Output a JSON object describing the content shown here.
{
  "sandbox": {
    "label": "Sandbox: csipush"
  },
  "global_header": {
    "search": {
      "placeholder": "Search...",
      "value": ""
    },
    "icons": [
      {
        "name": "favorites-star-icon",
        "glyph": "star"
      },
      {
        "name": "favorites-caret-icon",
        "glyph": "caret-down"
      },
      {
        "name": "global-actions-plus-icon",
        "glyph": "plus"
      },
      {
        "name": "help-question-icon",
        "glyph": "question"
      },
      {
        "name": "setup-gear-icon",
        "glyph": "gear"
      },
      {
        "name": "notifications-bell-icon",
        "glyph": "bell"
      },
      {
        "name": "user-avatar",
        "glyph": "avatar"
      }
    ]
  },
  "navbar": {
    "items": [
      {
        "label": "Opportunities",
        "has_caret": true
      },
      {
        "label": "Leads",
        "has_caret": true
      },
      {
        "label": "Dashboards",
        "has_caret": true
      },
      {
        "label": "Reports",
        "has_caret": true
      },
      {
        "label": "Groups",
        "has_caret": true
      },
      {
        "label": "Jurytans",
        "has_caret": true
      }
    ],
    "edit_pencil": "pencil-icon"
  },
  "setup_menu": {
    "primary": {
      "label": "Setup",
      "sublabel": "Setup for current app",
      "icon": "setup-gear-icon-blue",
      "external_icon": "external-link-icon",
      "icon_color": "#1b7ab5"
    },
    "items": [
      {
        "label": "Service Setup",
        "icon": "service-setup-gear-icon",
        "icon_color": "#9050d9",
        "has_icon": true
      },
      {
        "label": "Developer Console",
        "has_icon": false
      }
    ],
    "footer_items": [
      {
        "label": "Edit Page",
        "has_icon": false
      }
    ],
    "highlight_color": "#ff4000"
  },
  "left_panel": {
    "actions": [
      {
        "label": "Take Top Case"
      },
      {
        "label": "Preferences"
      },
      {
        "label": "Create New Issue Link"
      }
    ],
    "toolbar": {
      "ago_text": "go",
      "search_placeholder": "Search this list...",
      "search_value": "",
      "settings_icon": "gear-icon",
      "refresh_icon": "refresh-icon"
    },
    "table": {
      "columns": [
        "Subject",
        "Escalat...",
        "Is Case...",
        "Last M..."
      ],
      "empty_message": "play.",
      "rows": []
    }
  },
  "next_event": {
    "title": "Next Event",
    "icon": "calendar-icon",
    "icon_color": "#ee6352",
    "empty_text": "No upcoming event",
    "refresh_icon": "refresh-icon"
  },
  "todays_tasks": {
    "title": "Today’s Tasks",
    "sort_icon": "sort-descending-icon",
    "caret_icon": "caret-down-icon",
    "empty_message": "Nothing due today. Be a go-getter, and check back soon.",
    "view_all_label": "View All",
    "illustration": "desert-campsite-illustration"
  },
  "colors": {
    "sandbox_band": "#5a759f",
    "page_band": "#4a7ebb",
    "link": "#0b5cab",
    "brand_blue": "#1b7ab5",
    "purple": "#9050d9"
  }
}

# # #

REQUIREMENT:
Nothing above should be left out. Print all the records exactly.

TASK RESULT:
Output a JSON object describing the content shown here.
{
  "sandbox": {
    "label": "Sandbox: csipush"
  },
  "global_header": {
    "search": {
      "placeholder": "Search...",
      "value": ""
    },
    "icons": [
      {
        "name": "favorites-star-icon",
        "glyph": "star"
      },
      {
        "name": "favorites-caret-icon",
        "glyph": "caret-down"
      },
      {
        "name": "global-actions-plus-icon",
        "glyph": "plus"
      },
      {
        "name": "help-question-icon",
        "glyph": "question"
      },
      {
        "name": "setup-gear-icon",
        "glyph": "gear"
      },
      {
        "name": "notifications-bell-icon",
        "glyph": "bell"
      },
      {
        "name": "user-avatar",
        "glyph": "avatar"
      }
    ]
  },
  "navbar": {
    "items": [
      {
        "label": "Opportunities",
        "has_caret": true
      },
      {
        "label": "Leads",
        "has_caret": true
      },
      {
        "label": "Dashboards",
        "has_caret": true
      },
      {
        "label": "Reports",
        "has_caret": true
      },
      {
        "label": "Groups",
        "has_caret": true
      },
      {
        "label": "Jurytans",
        "has_caret": true
      }
    ],
    "edit_pencil": "pencil-icon"
  },
  "setup_menu": {
    "primary": {
      "label": "Setup",
      "sublabel": "Setup for current app",
      "icon": "setup-gear-icon-blue",
      "external_icon": "external-link-icon",
      "icon_color": "#1b7ab5"
    },
    "items": [
      {
        "label": "Service Setup",
        "icon": "service-setup-gear-icon",
        "icon_color": "#9050d9",
        "has_icon": true
      },
      {
        "label": "Developer Console",
        "has_icon": false
      }
    ],
    "footer_items": [
      {
        "label": "Edit Page",
        "has_icon": false
      }
    ],
    "highlight_color": "#ff4000"
  },
  "left_panel": {
    "actions": [
      {
        "label": "Take Top Case"
      },
      {
        "label": "Preferences"
      },
      {
        "label": "Create New Issue Link"
      }
    ],
    "toolbar": {
      "ago_text": "go",
      "search_placeholder": "Search this list...",
      "search_value": "",
      "settings_icon": "gear-icon",
      "refresh_icon": "refresh-icon"
    },
    "table": {
      "columns": [
        "Subject",
        "Escalat...",
        "Is Case...",
        "Last M..."
      ],
      "empty_message": "play.",
      "rows": []
    }
  },
  "next_event": {
    "title": "Next Event",
    "icon": "calendar-icon",
    "icon_color": "#ee6352",
    "empty_text": "No upcoming event",
    "refresh_icon": "refresh-icon"
  },
  "todays_tasks": {
    "title": "Today’s Tasks",
    "sort_icon": "sort-descending-icon",
    "caret_icon": "caret-down-icon",
    "empty_message": "Nothing due today. Be a go-getter, and check back soon.",
    "view_all_label": "View All",
    "illustration": "desert-campsite-illustration"
  },
  "colors": {
    "sandbox_band": "#5a759f",
    "page_band": "#4a7ebb",
    "link": "#0b5cab",
    "brand_blue": "#1b7ab5",
    "purple": "#9050d9"
  }
}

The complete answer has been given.